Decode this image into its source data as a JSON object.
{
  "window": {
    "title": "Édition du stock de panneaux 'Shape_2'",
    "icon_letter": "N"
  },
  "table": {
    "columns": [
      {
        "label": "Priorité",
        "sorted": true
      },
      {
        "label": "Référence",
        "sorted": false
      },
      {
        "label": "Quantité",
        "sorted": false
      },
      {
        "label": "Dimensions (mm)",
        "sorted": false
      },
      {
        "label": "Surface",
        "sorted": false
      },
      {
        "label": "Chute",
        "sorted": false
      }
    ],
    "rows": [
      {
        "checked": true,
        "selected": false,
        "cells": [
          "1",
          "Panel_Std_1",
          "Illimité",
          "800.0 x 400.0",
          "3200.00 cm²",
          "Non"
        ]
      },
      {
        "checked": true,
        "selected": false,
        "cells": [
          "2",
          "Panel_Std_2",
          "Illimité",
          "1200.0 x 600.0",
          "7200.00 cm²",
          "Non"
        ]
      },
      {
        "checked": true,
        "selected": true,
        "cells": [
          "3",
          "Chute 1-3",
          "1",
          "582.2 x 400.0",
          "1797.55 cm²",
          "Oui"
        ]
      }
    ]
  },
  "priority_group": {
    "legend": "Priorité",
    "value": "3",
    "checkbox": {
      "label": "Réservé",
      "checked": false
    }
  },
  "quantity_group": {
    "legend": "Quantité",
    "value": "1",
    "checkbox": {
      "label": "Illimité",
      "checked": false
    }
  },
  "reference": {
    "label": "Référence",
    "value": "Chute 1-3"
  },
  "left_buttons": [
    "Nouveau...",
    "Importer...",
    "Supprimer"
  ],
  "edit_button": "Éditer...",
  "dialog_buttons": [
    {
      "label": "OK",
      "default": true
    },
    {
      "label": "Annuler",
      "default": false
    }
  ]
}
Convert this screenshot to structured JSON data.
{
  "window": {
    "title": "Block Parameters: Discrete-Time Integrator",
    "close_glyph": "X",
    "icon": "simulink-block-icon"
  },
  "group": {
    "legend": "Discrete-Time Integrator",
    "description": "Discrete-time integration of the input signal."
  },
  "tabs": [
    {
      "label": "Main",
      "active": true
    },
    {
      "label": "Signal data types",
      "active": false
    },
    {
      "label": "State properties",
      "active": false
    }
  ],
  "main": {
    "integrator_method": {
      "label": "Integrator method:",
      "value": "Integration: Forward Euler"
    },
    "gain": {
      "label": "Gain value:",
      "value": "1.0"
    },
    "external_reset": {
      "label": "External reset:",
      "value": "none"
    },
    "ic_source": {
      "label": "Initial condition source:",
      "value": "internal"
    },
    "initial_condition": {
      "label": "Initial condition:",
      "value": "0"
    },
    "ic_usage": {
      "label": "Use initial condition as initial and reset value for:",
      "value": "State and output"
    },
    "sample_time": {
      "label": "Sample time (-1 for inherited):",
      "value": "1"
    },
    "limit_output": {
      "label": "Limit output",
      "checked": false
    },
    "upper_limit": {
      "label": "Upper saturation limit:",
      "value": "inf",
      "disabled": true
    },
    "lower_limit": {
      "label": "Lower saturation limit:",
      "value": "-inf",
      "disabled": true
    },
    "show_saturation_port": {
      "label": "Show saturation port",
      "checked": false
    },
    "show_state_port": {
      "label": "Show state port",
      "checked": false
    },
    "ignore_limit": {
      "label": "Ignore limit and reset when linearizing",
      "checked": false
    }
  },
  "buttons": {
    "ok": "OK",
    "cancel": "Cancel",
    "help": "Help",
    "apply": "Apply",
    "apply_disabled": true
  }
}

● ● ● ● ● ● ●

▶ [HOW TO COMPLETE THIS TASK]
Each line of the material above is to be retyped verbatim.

▶ [WRITTEN RESPONSE]
Decode this image into its source data as a JSON object.
{
  "window": {
    "title": "Édition du stock de panneaux 'Shape_2'",
    "icon_letter": "N"
  },
  "table": {
    "columns": [
      {
        "label": "Priorité",
        "sorted": true
      },
      {
        "label": "Référence",
        "sorted": false
      },
      {
        "label": "Quantité",
        "sorted": false
      },
      {
        "label": "Dimensions (mm)",
        "sorted": false
      },
      {
        "label": "Surface",
        "sorted": false
      },
      {
        "label": "Chute",
        "sorted": false
      }
    ],
    "rows": [
      {
        "checked": true,
        "selected": false,
        "cells": [
          "1",
          "Panel_Std_1",
          "Illimité",
          "800.0 x 400.0",
          "3200.00 cm²",
          "Non"
        ]
      },
      {
        "checked": true,
        "selected": false,
        "cells": [
          "2",
          "Panel_Std_2",
          "Illimité",
          "1200.0 x 600.0",
          "7200.00 cm²",
          "Non"
        ]
      },
      {
        "checked": true,
        "selected": true,
        "cells": [
          "3",
          "Chute 1-3",
          "1",
          "582.2 x 400.0",
          "1797.55 cm²",
          "Oui"
        ]
      }
    ]
  },
  "priority_group": {
    "legend": "Priorité",
    "value": "3",
    "checkbox": {
      "label": "Réservé",
      "checked": false
    }
  },
  "quantity_group": {
    "legend": "Quantité",
    "value": "1",
    "checkbox": {
      "label": "Illimité",
      "checked": false
    }
  },
  "reference": {
    "label": "Référence",
    "value": "Chute 1-3"
  },
  "left_buttons": [
    "Nouveau...",
    "Importer...",
    "Supprimer"
  ],
  "edit_button": "Éditer...",
  "dialog_buttons": [
    {
      "label": "OK",
      "default": true
    },
    {
      "label": "Annuler",
      "default": false
    }
  ]
}
Convert this screenshot to structured JSON data.
{
  "window": {
    "title": "Block Parameters: Discrete-Time Integrator",
    "close_glyph": "X",
    "icon": "simulink-block-icon"
  },
  "group": {
    "legend": "Discrete-Time Integrator",
    "description": "Discrete-time integration of the input signal."
  },
  "tabs": [
    {
      "label": "Main",
      "active": true
    },
    {
      "label": "Signal data types",
      "active": false
    },
    {
      "label": "State properties",
      "active": false
    }
  ],
  "main": {
    "integrator_method": {
      "label": "Integrator method:",
      "value": "Integration: Forward Euler"
    },
    "gain": {
      "label": "Gain value:",
      "value": "1.0"
    },
    "external_reset": {
      "label": "External reset:",
      "value": "none"
    },
    "ic_source": {
      "label": "Initial condition source:",
      "value": "internal"
    },
    "initial_condition": {
      "label": "Initial condition:",
      "value": "0"
    },
    "ic_usage": {
      "label": "Use initial condition as initial and reset value for:",
      "value": "State and output"
    },
    "sample_time": {
      "label": "Sample time (-1 for inherited):",
      "value": "1"
    },
    "limit_output": {
      "label": "Limit output",
      "checked": false
    },
    "upper_limit": {
      "label": "Upper saturation limit:",
      "value": "inf",
      "disabled": true
    },
    "lower_limit": {
      "label": "Lower saturation limit:",
      "value": "-inf",
      "disabled": true
    },
    "show_saturation_port": {
      "label": "Show saturation port",
      "checked": false
    },
    "show_state_port": {
      "label": "Show state port",
      "checked": false
    },
    "ignore_limit": {
      "label": "Ignore limit and reset when linearizing",
      "checked": false
    }
  },
  "buttons": {
    "ok": "OK",
    "cancel": "Cancel",
    "help": "Help",
    "apply": "Apply",
    "apply_disabled": true
  }
}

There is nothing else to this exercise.